In 2002, Zaidi worked as a post-doctoral fellow at CIMMYT in Mexico, where he was mentored by maize abiotic stress experts. He took those research approaches and strategies for breeding stress-resilient maize varieties back home. Working with the Indian government’s maize program, he contributed to developing high-yielding stress-resilient maize for resource-poor maize farmers living in vulnerable agro-ecologies.

With a wealth of knowledge and experience in agricultural systems in Asia, he was employed by CIMMYT as maize physiologist and breeder in 2007. He worked to develop, deploy and scale-out hardy maize varieties that increase yield potential and reduce risk, ensuring a stable harvest despite climate variability. He also developed and standardized screening phenotyping techniques and selection criteria to identify maize germplasm tolerant to stresses including heat, drought and water-logging.

“Through effective collaboration and training, national governments, private seed companies and NGOs are using the varieties with resilient traits in their breeding programs to ensure hardy varieties reach farmers throughout the region,” Zaidi noted.

From 2015 to 2018, a total of 68 such high-yielding stress-resilient maize hybrids were licensed to seed partners in the region, he explained. These partners took them forward for large-scale farmer participatory testing in their respective target ecologies. After extensive testing through the national system, nine stress-resilient maize hybrids have already been released and are being deployed in various countries in Asia. Others will be released soon.
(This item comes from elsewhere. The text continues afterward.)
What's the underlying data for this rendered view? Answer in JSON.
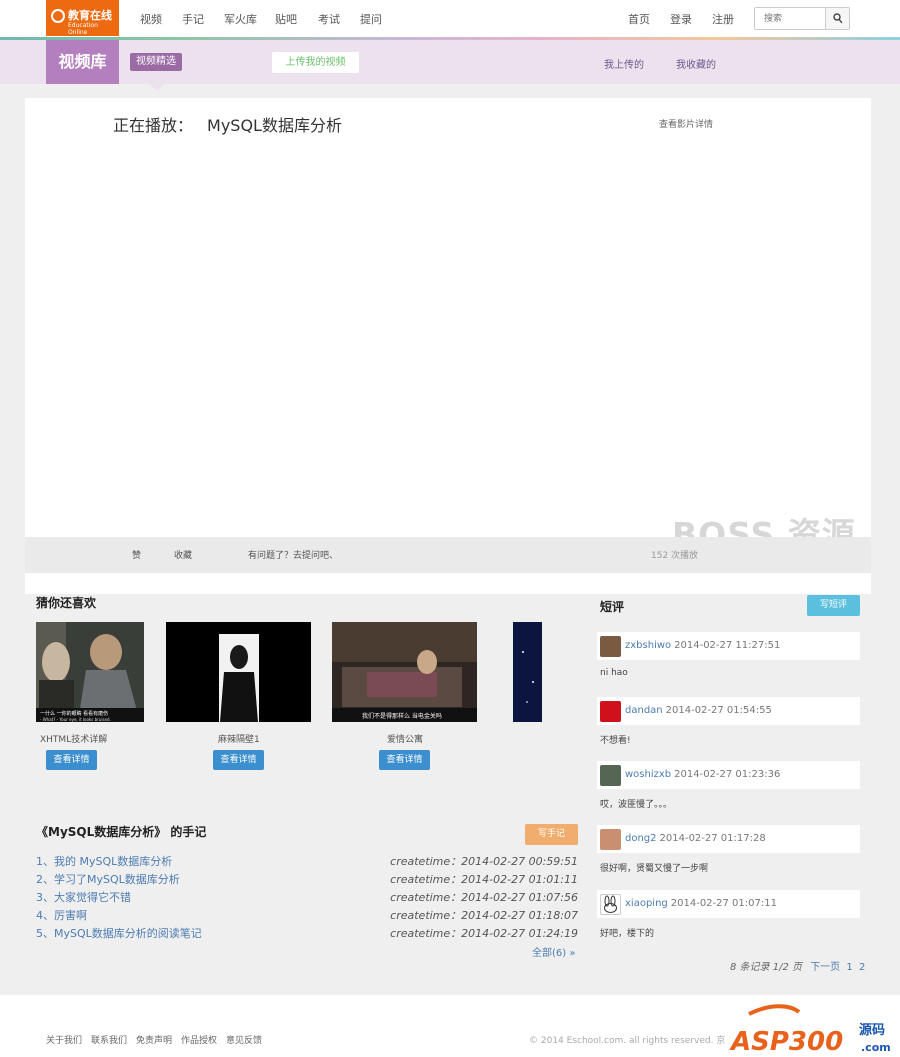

Zaidi has received several awards for his contributions to maize research, including CIMMYT’s Outstanding Scientist Award in 2009.